§ Instructions to follow: Type out every entry again, character for character.

::: Exercise data :::

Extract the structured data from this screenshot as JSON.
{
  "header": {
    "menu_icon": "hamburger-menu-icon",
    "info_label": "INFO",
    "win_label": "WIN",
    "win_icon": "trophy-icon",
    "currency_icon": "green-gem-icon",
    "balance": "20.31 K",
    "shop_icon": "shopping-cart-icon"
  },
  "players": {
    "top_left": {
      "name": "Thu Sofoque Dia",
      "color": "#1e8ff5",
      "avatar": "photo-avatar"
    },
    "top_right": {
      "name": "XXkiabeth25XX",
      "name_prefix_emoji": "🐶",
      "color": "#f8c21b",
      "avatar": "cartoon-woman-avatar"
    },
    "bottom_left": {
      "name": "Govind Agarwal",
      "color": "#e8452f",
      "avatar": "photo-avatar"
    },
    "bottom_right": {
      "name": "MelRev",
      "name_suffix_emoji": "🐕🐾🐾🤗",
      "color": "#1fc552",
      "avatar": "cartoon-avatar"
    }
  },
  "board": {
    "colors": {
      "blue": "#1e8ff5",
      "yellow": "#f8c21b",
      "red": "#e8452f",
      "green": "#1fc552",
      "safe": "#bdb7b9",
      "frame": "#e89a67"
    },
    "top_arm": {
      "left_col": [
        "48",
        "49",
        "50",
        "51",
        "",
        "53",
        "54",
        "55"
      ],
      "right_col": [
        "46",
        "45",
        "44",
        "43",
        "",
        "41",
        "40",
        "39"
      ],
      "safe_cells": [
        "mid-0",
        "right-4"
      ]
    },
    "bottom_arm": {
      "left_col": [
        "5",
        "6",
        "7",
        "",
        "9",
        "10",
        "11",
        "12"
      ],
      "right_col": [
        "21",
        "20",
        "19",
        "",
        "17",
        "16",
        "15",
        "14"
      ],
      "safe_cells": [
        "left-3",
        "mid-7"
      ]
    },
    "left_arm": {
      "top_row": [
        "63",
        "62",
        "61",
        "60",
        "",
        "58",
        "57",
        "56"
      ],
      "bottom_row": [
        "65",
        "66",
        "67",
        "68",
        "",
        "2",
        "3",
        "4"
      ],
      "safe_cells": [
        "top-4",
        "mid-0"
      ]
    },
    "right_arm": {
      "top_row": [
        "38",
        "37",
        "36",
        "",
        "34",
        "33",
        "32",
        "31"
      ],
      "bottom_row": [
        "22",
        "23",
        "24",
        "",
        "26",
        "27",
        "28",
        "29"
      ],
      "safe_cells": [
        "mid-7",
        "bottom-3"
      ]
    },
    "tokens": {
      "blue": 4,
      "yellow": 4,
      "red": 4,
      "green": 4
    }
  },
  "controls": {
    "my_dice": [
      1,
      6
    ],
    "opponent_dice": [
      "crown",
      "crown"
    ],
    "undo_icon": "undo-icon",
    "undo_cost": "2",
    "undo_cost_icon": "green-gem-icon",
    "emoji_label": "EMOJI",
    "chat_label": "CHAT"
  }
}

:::

§ Answer box:
Extract the structured data from this screenshot as JSON.
{
  "header": {
    "menu_icon": "hamburger-menu-icon",
    "info_label": "INFO",
    "win_label": "WIN",
    "win_icon": "trophy-icon",
    "currency_icon": "green-gem-icon",
    "balance": "20.31 K",
    "shop_icon": "shopping-cart-icon"
  },
  "players": {
    "top_left": {
      "name": "Thu Sofoque Dia",
      "color": "#1e8ff5",
      "avatar": "photo-avatar"
    },
    "top_right": {
      "name": "XXkiabeth25XX",
      "name_prefix_emoji": "🐶",
      "color": "#f8c21b",
      "avatar": "cartoon-woman-avatar"
    },
    "bottom_left": {
      "name": "Govind Agarwal",
      "color": "#e8452f",
      "avatar": "photo-avatar"
    },
    "bottom_right": {
      "name": "MelRev",
      "name_suffix_emoji": "🐕🐾🐾🤗",
      "color": "#1fc552",
      "avatar": "cartoon-avatar"
    }
  },
  "board": {
    "colors": {
      "blue": "#1e8ff5",
      "yellow": "#f8c21b",
      "red": "#e8452f",
      "green": "#1fc552",
      "safe": "#bdb7b9",
      "frame": "#e89a67"
    },
    "top_arm": {
      "left_col": [
        "48",
        "49",
        "50",
        "51",
        "",
        "53",
        "54",
        "55"
      ],
      "right_col": [
        "46",
        "45",
        "44",
        "43",
        "",
        "41",
        "40",
        "39"
      ],
      "safe_cells": [
        "mid-0",
        "right-4"
      ]
    },
    "bottom_arm": {
      "left_col": [
        "5",
        "6",
        "7",
        "",
        "9",
        "10",
        "11",
        "12"
      ],
      "right_col": [
        "21",
        "20",
        "19",
        "",
        "17",
        "16",
        "15",
        "14"
      ],
      "safe_cells": [
        "left-3",
        "mid-7"
      ]
    },
    "left_arm": {
      "top_row": [
        "63",
        "62",
        "61",
        "60",
        "",
        "58",
        "57",
        "56"
      ],
      "bottom_row": [
        "65",
        "66",
        "67",
        "68",
        "",
        "2",
        "3",
        "4"
      ],
      "safe_cells": [
        "top-4",
        "mid-0"
      ]
    },
    "right_arm": {
      "top_row": [
        "38",
        "37",
        "36",
        "",
        "34",
        "33",
        "32",
        "31"
      ],
      "bottom_row": [
        "22",
        "23",
        "24",
        "",
        "26",
        "27",
        "28",
        "29"
      ],
      "safe_cells": [
        "mid-7",
        "bottom-3"
      ]
    },
    "tokens": {
      "blue": 4,
      "yellow": 4,
      "red": 4,
      "green": 4
    }
  },
  "controls": {
    "my_dice": [
      1,
      6
    ],
    "opponent_dice": [
      "crown",
      "crown"
    ],
    "undo_icon": "undo-icon",
    "undo_cost": "2",
    "undo_cost_icon": "green-gem-icon",
    "emoji_label": "EMOJI",
    "chat_label": "CHAT"
  }
}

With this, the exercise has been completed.